Reproduce each line of the material that follows, word for word.

[Provided records]
....

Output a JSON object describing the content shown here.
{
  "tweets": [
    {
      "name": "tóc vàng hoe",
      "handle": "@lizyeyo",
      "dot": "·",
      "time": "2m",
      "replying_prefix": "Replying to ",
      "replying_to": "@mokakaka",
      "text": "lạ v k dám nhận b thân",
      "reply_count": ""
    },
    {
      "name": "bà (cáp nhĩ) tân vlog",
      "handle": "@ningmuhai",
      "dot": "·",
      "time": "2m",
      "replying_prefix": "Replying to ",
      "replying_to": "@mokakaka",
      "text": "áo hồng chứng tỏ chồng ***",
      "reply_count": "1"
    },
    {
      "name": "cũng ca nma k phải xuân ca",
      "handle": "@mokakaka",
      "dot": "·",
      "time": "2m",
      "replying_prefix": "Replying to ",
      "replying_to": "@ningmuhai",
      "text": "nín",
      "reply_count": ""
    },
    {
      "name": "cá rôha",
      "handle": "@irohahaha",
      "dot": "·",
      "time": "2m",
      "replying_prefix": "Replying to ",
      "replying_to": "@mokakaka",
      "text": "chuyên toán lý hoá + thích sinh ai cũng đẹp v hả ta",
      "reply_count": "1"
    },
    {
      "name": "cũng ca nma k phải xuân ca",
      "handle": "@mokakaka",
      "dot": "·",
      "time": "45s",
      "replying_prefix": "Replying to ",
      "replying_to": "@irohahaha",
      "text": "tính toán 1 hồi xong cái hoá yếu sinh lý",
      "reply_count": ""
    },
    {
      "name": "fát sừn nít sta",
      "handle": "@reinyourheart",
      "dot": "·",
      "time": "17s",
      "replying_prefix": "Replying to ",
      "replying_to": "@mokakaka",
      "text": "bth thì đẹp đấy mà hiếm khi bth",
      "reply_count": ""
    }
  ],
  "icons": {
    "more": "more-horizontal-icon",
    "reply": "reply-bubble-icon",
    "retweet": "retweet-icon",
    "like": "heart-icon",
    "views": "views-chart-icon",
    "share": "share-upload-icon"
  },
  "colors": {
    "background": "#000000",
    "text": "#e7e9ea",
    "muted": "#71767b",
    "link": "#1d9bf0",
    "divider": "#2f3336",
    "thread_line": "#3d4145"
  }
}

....

[Answer below]
Output a JSON object describing the content shown here.
{
  "tweets": [
    {
      "name": "tóc vàng hoe",
      "handle": "@lizyeyo",
      "dot": "·",
      "time": "2m",
      "replying_prefix": "Replying to ",
      "replying_to": "@mokakaka",
      "text": "lạ v k dám nhận b thân",
      "reply_count": ""
    },
    {
      "name": "bà (cáp nhĩ) tân vlog",
      "handle": "@ningmuhai",
      "dot": "·",
      "time": "2m",
      "replying_prefix": "Replying to ",
      "replying_to": "@mokakaka",
      "text": "áo hồng chứng tỏ chồng ***",
      "reply_count": "1"
    },
    {
      "name": "cũng ca nma k phải xuân ca",
      "handle": "@mokakaka",
      "dot": "·",
      "time": "2m",
      "replying_prefix": "Replying to ",
      "replying_to": "@ningmuhai",
      "text": "nín",
      "reply_count": ""
    },
    {
      "name": "cá rôha",
      "handle": "@irohahaha",
      "dot": "·",
      "time": "2m",
      "replying_prefix": "Replying to ",
      "replying_to": "@mokakaka",
      "text": "chuyên toán lý hoá + thích sinh ai cũng đẹp v hả ta",
      "reply_count": "1"
    },
    {
      "name": "cũng ca nma k phải xuân ca",
      "handle": "@mokakaka",
      "dot": "·",
      "time": "45s",
      "replying_prefix": "Replying to ",
      "replying_to": "@irohahaha",
      "text": "tính toán 1 hồi xong cái hoá yếu sinh lý",
      "reply_count": ""
    },
    {
      "name": "fát sừn nít sta",
      "handle": "@reinyourheart",
      "dot": "·",
      "time": "17s",
      "replying_prefix": "Replying to ",
      "replying_to": "@mokakaka",
      "text": "bth thì đẹp đấy mà hiếm khi bth",
      "reply_count": ""
    }
  ],
  "icons": {
    "more": "more-horizontal-icon",
    "reply": "reply-bubble-icon",
    "retweet": "retweet-icon",
    "like": "heart-icon",
    "views": "views-chart-icon",
    "share": "share-upload-icon"
  },
  "colors": {
    "background": "#000000",
    "text": "#e7e9ea",
    "muted": "#71767b",
    "link": "#1d9bf0",
    "divider": "#2f3336",
    "thread_line": "#3d4145"
  }
}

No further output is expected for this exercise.